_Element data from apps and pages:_

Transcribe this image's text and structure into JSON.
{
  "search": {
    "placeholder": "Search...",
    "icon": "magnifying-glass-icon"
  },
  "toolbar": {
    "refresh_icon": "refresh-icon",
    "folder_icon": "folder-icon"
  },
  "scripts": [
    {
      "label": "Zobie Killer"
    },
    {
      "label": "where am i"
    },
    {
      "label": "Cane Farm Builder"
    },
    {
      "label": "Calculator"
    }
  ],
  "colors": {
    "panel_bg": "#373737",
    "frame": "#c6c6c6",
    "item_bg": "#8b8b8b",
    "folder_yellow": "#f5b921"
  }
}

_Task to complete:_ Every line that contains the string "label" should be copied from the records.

_Task result:_
      "label": "Zobie Killer"
      "label": "where am i"
      "label": "Cane Farm Builder"
      "label": "Calculator"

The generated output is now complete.